There’s a good description of a series-wound DC motor here, on the IMPhotonics page: Parts and Principles of operation of a Series DC Motor:
In series motors stator windings and field windings are connected in series with each other. As a result the field current and armature current are equal. Heavy currents flow directly from the supply to the field windings.
In a series motor electric power is supplied between one end of the series field windings and one end of the armature. When voltage is applied, current flows from power supply terminals through the series winding and armature winding. The large conductors present in the armature and field windings provide the only resistance to the flow of this current. Since these conductors are so large, their resistance is very low. This causes the motor to draw a large amount of current from the power supply. When the large current begins to flow through the field and armature windings, the coils reach saturation that results in the production of strongest magnetic field possible.
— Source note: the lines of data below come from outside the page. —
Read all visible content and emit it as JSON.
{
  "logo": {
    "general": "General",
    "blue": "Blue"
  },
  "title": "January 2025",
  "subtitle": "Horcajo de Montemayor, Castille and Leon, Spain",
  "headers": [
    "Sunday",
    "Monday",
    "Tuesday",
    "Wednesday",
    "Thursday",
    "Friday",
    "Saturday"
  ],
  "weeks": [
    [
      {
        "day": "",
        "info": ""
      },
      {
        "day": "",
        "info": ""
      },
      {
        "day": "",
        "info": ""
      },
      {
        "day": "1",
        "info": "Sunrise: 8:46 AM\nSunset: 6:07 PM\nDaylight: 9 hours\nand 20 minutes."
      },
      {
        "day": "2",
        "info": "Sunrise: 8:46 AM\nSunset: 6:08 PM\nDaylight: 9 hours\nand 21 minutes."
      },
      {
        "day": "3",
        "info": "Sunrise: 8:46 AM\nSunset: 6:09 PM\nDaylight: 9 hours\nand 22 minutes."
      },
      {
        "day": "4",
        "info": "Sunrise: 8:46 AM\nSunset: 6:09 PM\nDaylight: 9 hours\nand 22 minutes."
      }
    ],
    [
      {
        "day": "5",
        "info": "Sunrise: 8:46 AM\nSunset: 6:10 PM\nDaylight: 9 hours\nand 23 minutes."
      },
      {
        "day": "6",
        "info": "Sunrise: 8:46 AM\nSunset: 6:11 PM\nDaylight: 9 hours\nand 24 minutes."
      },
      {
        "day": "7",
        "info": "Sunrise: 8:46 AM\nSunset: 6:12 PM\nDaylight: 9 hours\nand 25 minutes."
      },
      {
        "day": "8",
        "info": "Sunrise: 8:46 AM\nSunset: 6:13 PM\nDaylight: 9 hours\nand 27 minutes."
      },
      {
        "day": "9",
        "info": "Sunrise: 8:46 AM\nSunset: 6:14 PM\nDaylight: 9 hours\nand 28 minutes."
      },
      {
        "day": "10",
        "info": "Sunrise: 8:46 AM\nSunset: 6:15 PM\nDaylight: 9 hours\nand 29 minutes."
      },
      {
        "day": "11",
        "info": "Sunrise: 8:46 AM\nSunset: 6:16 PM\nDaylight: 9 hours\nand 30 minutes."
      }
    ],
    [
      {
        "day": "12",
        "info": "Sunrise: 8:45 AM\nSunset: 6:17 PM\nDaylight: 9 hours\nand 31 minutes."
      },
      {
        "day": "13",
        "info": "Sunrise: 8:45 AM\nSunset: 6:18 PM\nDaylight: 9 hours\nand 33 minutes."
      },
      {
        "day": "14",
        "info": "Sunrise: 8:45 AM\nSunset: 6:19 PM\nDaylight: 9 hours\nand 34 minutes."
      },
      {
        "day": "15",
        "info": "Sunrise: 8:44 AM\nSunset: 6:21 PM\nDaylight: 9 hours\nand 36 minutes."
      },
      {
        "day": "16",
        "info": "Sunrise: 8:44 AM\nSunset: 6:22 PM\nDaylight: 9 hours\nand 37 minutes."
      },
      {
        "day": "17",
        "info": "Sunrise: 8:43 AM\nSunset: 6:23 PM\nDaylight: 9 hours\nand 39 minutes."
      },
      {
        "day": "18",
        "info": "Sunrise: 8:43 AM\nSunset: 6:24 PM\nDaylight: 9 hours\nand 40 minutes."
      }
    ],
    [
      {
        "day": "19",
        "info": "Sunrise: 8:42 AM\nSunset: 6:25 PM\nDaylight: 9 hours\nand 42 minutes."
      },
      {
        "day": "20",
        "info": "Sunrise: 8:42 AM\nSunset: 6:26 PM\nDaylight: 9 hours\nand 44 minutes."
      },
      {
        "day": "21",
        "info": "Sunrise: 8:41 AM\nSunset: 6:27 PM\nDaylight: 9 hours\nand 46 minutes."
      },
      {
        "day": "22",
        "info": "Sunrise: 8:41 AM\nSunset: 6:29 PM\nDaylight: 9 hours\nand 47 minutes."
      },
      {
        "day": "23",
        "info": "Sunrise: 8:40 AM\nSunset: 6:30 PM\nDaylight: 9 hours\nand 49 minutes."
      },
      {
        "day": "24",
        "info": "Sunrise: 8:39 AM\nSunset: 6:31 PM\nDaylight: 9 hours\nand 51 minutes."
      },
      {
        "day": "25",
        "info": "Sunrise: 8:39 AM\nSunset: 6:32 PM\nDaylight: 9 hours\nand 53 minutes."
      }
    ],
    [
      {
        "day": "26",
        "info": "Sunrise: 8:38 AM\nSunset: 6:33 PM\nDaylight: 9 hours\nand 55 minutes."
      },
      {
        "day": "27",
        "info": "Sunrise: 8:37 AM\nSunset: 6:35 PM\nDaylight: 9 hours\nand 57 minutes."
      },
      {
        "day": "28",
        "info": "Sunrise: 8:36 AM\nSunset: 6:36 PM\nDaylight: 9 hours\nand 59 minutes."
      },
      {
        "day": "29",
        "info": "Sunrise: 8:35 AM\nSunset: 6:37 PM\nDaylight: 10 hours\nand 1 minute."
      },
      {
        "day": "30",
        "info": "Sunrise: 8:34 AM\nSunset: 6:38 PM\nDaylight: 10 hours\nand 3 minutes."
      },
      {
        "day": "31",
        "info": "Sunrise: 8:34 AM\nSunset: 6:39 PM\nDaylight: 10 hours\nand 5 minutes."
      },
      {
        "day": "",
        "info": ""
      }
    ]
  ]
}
The strength of these magnetic fields provides the armature shafts with the greatest amount of torque possible. The large torque causes the armature to begin to spin with the maximum amount of power and the armature starts to rotate.
Here’s the simple explain from here, Engineer’s Edge:
The advantage of a Series Wound Motor is that it develops a large torque and can be operated at low speed. It is a motor that is well-suited for starting heavy loads; it is often used for industrial cranes and winches where very heavy loads must be moved slowly and lighter loads moved more rapidly.
With this graph:
Here’s some more from the Ohio Electric Motors page, with the title, “DC Series Motors – High Starting Torque but No Load Operation Ill Advised”. OK, that about sums it up…
So, yeah, it seems that various motor designs have different characteristics when starting up from zero RPM. What threw me are these motor torque curves I talked about back in this post, here. From those, it looks like, for example, my ME1003 will pull just the same as an AC20 off the line.
For the complete discussion of these curves, go to the elmoto post, here. From the followup I’ve done, I don’t think those take into account the real-world characteristics of breaking that “stall torque” point. To be fair, an AC system is typically (in my experience) heavier as well – maybe up to 10% so. All of those factors will play into the pull off the line, but breaking that first stall is, I’m guessing, huge. Look at it this way – you’re comparing motors that range from being able to start a huge diesel truck from zero RPM, to motors that need capacitors and starting coils just to get themselves spinning up, so naturally it makes sense some motors are going to pull you off the line better than others.
Now, just to try this theory on for size, I looked at the Motenergy data sheets for two basically identical motors – the ME1003, a brushed, PMDC motor, and the ME0913, it’s brushless, PMAC cousin – note, both have permanent magnets. We’re looking at the “Peak Stall Torque”, or, the torque the motor makes when you keep the spindle from turning. On the ME0913, the Peak Stall Torque is 94Nm. On the ME1003, it’s 108Nm. That’s about a 10% difference, which is clearly significant.
There are several great analogies in gas motors, which I was using even before I saw this information. An AC motor feels to me like a multi-cylinder, maybe even turbocharged 4 stroke. It pulls OK, but when it really gets spinning is when you’re going to get the “hellbound train” feeling. My PMDC felt more like my single-cylinder 600cc… good low end, wheelies like you read about, but a limited top-end.
You might even go so far as to say an AC motor is like running a turbocharger – the motor needs to build exhaust pressure before it can deliver intake boost, otherwise known as “turbo lag” – compared to a pulley-off-the-crankshaft supercharger, where as long as the motor is turning it’s delivering boost – more akin to the PMDC or series-DC power delivery.
So, as far as conclusions go, I think it’s an important thing to consider in the whole AC/DC/whatever motor decision – add “stall torque” to RPM, rated torque, HP, watts, weight… and it’s something that contributes greatly to the basic feel of the bike, where the rubber hits the road.
More reading: Check out this page on MachineDesign.com for a complete discussion of AC and PMAC motors.